 2000: Prime Minister Tony Blair promised the people that the government would increased public spending on healthcare and improve NHS  Resulted in increase in the National insurance contribution in 2003

Managing NHS

 Increasing Efficiency  1980s: Growing demand for healthcare for the elderly  Slower population growth caused reduction in taxes over time  People also expect more and better treatments  NHS had grown very large but insufficient resources to cope with demand  E.g. Insufficient doctors, nurses and facilities in hospitals for surgeries

Managing NHS

 Privatisation of NHS  Aims: (1) To reduce government subsidies (2) Save costs (3) Make NHS more efficient  E.g. Contract out non-medical services  Impact: Allow hospitals to concentrate on providing medical services

Managing NHS

 Impacts: (1) Private companies had to more efficient to make profits (2) Patients would have more choices (3) Hospitals would improve their services to meet the people’s needs (4) Brtish citizens encouraged to take responsibility for their own health (5) Medicine, dental treatment and services provided by opticians no longer free except for students under 19 years old, expectant mothers and mothers with children under 1 year old

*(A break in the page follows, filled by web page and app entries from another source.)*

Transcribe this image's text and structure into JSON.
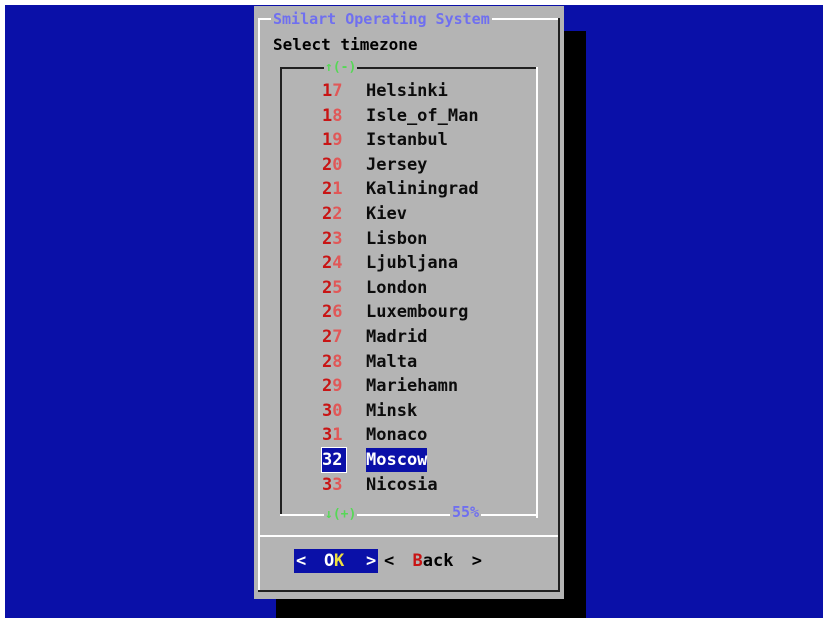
{
  "dialog": {
    "title": "Smilart Operating System",
    "prompt": "Select timezone",
    "scroll_up": "↑(-)",
    "scroll_down": "↓(+)",
    "scroll_percent": "55%"
  },
  "timezones": [
    {
      "num": "17",
      "name": "Helsinki"
    },
    {
      "num": "18",
      "name": "Isle_of_Man"
    },
    {
      "num": "19",
      "name": "Istanbul"
    },
    {
      "num": "20",
      "name": "Jersey"
    },
    {
      "num": "21",
      "name": "Kaliningrad"
    },
    {
      "num": "22",
      "name": "Kiev"
    },
    {
      "num": "23",
      "name": "Lisbon"
    },
    {
      "num": "24",
      "name": "Ljubljana"
    },
    {
      "num": "25",
      "name": "London"
    },
    {
      "num": "26",
      "name": "Luxembourg"
    },
    {
      "num": "27",
      "name": "Madrid"
    },
    {
      "num": "28",
      "name": "Malta"
    },
    {
      "num": "29",
      "name": "Mariehamn"
    },
    {
      "num": "30",
      "name": "Minsk"
    },
    {
      "num": "31",
      "name": "Monaco"
    },
    {
      "num": "32",
      "name": "Moscow"
    },
    {
      "num": "33",
      "name": "Nicosia"
    }
  ],
  "selected_num": "32",
  "buttons": {
    "ok": {
      "left": "<",
      "hot": "O",
      "rest": "K",
      "right": ">"
    },
    "back": {
      "left": "<",
      "hot": "B",
      "rest": "ack",
      "right": ">"
    }
  },
  "colors": {
    "screen": "#0a10a8",
    "dialog": "#b4b4b4",
    "title": "#6f6ff0",
    "number": "#c81414",
    "scroll_arrow": "#56d856",
    "selection": "#0a10a8"
  }
}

Managing NHS

 Providing Quality Service  Late 1980s: People felt that NHS were of poor standard  1998: NHS focus on providing quality service for patients  Impacts: (1) Patients were given information to help them decide on their own treatment and care (2) Wait a long time to receive medical treatment

Managing NHS

 2 plans were introduced to deliver quality service by putting the needs of the patients as top priority  NHS Plan (2000)  Made changes based on feedback from staff, patients and all those involved in healthcare  Provided for increase in the amount of government spending till 2004  To work towards offering patients faster and more convenient services  Allow NHS to use facilities in private hospitals without having the patient pay for it

Managing NHS

 NHS Improvement Plan (2004)  Patients have the right to choose from 4 different healthcare providers  NHS pay for the treatment  Every patient have access to their own personal HealthSpace on the Internet where they can view their care records

Managing NHS

 E.g. NHS Direct  A service to provide medical advice over the phone to patients with minor illnesses  Impacts: (1) Save a visit to the doctor (2) Not strain the resources of the NHS with doctors having to attend to too many patients

Have British Healthcare Policies met the Needs of the People?

 To a large extent  The intention of providing healthcare based on need has remained unchanged since 1948  Challenge: NHS has to ensure that resources are best used to meet the needs of the people  Involves the provision of funds and the management of the NHS  Many Britons are thankful for the NHS and feel safe knowing that they can have medical services when they need them

Have British Healthcare Policies met the Needs of the People?

 Doctors also feel that NHS has improved over the years  Others felt that there has been no real improvement  For the last 50 years, NHS has reformed to meet the changing needs of the people in healthcare